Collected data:
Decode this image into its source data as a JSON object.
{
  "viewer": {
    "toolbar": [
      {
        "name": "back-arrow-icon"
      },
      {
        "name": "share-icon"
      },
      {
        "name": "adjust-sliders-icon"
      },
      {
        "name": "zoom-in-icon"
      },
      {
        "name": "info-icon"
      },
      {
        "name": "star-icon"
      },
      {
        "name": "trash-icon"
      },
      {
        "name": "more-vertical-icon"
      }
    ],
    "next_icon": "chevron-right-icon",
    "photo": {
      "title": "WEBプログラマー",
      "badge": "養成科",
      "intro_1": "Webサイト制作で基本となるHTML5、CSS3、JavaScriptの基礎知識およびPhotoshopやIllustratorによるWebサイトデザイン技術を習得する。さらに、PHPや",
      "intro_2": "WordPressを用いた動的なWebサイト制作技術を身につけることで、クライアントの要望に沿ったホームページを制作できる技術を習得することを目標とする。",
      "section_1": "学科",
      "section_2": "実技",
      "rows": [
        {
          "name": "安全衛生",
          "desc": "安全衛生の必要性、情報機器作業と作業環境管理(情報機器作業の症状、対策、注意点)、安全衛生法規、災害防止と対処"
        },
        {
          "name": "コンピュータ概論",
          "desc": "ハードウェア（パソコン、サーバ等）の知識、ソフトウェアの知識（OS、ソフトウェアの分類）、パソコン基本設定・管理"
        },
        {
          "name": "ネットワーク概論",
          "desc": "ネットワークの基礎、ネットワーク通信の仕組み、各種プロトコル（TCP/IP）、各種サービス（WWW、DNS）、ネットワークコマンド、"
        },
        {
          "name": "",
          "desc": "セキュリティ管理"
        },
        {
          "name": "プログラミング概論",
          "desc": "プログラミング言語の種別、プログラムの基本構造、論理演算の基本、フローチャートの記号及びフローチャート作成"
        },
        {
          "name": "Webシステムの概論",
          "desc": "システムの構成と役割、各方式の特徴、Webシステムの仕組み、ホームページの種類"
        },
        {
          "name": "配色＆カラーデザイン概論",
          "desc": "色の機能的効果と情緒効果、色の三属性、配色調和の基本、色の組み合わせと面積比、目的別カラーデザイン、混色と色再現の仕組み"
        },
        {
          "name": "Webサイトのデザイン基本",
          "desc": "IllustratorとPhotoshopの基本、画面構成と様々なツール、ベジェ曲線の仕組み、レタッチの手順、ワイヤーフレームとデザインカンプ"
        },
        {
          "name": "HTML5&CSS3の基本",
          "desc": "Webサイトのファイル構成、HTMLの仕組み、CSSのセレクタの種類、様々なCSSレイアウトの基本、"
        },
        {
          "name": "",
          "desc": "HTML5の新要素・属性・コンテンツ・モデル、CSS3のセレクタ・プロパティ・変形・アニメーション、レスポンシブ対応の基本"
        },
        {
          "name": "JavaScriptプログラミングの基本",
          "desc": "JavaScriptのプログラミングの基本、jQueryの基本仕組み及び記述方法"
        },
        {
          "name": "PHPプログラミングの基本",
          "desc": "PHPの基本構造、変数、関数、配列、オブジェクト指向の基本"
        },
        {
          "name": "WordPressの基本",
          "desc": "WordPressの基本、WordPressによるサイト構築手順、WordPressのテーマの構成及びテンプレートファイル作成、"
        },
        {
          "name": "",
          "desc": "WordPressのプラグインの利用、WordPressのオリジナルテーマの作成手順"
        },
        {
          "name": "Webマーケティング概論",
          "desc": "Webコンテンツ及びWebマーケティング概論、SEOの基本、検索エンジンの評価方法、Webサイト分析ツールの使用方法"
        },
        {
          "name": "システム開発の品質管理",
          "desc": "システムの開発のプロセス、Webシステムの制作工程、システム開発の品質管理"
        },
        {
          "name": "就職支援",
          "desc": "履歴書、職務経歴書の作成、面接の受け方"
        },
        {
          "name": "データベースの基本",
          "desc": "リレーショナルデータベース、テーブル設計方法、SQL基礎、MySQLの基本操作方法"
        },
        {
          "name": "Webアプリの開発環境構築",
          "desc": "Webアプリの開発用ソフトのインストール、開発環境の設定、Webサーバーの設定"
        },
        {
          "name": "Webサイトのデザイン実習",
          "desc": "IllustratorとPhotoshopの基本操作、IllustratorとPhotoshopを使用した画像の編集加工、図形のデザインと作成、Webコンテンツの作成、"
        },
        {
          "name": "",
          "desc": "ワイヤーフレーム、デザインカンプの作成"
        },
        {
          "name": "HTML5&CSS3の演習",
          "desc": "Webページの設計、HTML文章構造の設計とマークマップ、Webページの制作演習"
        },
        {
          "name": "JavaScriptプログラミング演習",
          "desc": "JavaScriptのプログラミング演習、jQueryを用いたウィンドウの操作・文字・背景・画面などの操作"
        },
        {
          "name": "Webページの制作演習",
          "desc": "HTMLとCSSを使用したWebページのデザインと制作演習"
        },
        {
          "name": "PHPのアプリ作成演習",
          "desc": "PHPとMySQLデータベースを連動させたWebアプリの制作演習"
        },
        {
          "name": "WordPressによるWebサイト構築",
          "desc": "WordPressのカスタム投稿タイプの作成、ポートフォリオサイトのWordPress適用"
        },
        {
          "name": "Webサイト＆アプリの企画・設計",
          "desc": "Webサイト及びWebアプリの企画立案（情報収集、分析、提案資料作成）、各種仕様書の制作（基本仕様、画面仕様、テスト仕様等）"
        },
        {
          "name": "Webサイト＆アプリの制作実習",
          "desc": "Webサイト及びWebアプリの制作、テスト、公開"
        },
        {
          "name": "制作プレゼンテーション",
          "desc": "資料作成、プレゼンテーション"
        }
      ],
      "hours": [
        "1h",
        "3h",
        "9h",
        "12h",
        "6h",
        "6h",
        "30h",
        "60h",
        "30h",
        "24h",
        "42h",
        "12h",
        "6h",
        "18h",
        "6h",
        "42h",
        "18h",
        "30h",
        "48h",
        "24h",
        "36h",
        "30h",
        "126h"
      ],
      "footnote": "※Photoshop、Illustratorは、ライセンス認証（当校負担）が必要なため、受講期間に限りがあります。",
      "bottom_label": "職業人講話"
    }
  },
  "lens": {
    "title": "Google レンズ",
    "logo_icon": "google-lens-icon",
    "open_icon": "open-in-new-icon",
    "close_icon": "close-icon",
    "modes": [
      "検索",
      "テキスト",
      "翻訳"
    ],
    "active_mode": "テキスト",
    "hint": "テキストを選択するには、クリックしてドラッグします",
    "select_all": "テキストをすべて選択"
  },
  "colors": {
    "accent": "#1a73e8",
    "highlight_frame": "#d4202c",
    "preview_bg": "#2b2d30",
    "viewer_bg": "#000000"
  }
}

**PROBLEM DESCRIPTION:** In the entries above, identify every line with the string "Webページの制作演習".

**SOLUTION BELOW:**
          "desc": "Webページの設計、HTML文章構造の設計とマークマップ、Webページの制作演習"
          "name": "Webページの制作演習",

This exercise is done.